ELMORE LEONARD’S 10 RULES OF WRITING
I’ve taken this ruthless but fair summary, and drawing, from the fine blog Northern Light by Seán Dodson, but Leonard’s rules themselves were published in his book 10 Rules of Writing, published in 2010 by Weidenfeld & Nicolson (in the UK). Sensible rules, but ones that great books, and successful books, have often ignored.
Rule 1: Charles Dickens’ Bleak House famously opens with an inspired description of London’s “implacable November weather". The first chapter of John Steinbeck’s The Grapes of Wrath is itself implacably about the weather, serving notice that it will be a main character in the novel.
Rule 2: William Boyd’s no.1 bestseller (and James Tait Black Memorial Prize winner) Brazzaville Beach has a Prologue. So does Sarah Gruen’s Water For Elephants, Audrey Niffenegger’s The Time Traveler's Wife and Henry James’ The Turn of the Screw.
Rules 3 & 4: These are so sensible as to be ignored at your peril. To bring in a whole barrage of verbs like “remarked", “opined" and “elucidated" suggests brainless falsity. But there’s nothing wrong with a sparing use of “asked", “whispered", “shouted" and so on: it can be helpful. And naturally any number of successful, popular novelists go their own way in the matter. I’ve been reading John Wyndham’s The Day Of The Triffids (1951), for the first time since 1967. It’s very good - and fascinatingly of-its-time but not datedly stiff - yet within a typical dialogue-spiced page we have speech without any narrative add-on, some uses of “he said", but also “he admitted", “he smiled", “agreed Umberto", “observed", “explained", “suggested" (twice) and “remarked". I didn’t find this intrusive or awkward. And then there’s the novel with which Hilary Mantel finally won a Booker Prize, the magnificent Wolf Hall - which doesn’t tell you who speaks any line of dialogue. You have to work it out for yourself. There isn’t even the hand-holding of a “said Thomas". No “said" anybody. No “said".
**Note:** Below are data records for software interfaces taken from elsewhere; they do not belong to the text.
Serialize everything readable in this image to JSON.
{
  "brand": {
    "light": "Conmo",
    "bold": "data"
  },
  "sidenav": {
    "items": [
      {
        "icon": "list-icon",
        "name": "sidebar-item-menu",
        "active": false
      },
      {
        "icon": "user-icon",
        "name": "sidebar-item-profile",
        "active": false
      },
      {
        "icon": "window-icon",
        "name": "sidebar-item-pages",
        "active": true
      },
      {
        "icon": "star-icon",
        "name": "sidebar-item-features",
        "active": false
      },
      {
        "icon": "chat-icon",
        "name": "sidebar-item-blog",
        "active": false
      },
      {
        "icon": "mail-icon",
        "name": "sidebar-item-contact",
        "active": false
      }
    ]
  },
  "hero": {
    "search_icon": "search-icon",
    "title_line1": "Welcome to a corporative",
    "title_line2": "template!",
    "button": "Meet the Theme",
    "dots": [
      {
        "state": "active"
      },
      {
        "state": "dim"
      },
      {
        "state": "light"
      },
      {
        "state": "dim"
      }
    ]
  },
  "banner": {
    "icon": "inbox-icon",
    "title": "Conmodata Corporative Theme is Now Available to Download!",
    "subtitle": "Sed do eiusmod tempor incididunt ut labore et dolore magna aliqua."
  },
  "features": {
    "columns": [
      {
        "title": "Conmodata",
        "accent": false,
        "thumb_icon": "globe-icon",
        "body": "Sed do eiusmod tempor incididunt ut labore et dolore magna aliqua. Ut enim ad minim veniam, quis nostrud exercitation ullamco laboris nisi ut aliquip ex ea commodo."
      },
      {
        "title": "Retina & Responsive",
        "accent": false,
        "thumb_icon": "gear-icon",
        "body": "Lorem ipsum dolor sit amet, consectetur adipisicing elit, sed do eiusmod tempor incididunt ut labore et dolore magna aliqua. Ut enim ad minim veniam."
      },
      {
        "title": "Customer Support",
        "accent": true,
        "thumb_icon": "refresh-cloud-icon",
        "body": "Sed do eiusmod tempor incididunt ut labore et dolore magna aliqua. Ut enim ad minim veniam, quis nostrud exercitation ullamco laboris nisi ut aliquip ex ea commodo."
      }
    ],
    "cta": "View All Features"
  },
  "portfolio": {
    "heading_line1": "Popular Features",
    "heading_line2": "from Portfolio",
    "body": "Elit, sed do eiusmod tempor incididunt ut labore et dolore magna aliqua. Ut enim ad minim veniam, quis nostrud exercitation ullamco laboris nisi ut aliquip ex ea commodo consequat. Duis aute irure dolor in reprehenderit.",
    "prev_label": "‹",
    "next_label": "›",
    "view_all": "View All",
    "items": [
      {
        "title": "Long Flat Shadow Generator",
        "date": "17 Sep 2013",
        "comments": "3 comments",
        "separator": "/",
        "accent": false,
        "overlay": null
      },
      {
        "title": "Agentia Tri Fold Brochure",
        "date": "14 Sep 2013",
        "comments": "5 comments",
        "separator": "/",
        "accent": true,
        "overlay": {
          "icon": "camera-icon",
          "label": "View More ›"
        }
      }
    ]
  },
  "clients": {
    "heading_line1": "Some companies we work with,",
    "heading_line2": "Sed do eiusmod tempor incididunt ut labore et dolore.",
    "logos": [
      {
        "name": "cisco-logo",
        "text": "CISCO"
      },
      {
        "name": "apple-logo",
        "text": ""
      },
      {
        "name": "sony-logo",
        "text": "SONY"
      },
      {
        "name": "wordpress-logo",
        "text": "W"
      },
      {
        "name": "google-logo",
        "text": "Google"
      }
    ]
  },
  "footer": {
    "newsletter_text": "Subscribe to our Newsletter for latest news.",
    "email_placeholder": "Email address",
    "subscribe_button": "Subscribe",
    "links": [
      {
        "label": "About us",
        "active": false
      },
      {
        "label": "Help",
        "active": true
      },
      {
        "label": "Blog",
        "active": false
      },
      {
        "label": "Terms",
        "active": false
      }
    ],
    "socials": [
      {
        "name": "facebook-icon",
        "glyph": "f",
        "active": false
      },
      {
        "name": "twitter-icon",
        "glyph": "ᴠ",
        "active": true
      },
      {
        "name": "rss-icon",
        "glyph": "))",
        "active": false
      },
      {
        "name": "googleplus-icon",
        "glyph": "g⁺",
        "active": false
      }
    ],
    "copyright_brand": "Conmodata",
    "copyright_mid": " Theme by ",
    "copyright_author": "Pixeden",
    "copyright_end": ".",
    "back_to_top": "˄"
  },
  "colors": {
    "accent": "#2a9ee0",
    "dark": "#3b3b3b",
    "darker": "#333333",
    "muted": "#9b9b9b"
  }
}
Rule 5: Indisputable truth. It applies too for every written sentence of non-fiction, of a letter, an e-mail, a tweet or a text message. It can only justify itself at the end of a one-word message - say, “No!" - for a more seemly form of emphasis than capital letters. In my opinion.
Rule 6: If he means as in “Suddenly, a man burst into the room and shot everyone", fair enough. When asked to serve a less clunky purpose, it can work. With “All hell broke loose", he’s wrong. As Bob Dylan, for one, has been repeatedly skilled in showing, cliché can be used in many witty, sly and beguiling ways.
Rule 7: Er... Mark Twain, D.H.Lawrence, Arnold Bennett, Thomas Hardy, Mary Webb (ie in her Precious Bane, now a Virago Modern Classic) and any number of Southern US novelists, old and new (including Kathryn Stockett in her flawed but fine book The Help).
Rules 8-10: So pleasantly unmeasurable as to be hardly rules at all.
Good list, though: as long as you don’t take it any more seriously than Elmore Leonard did.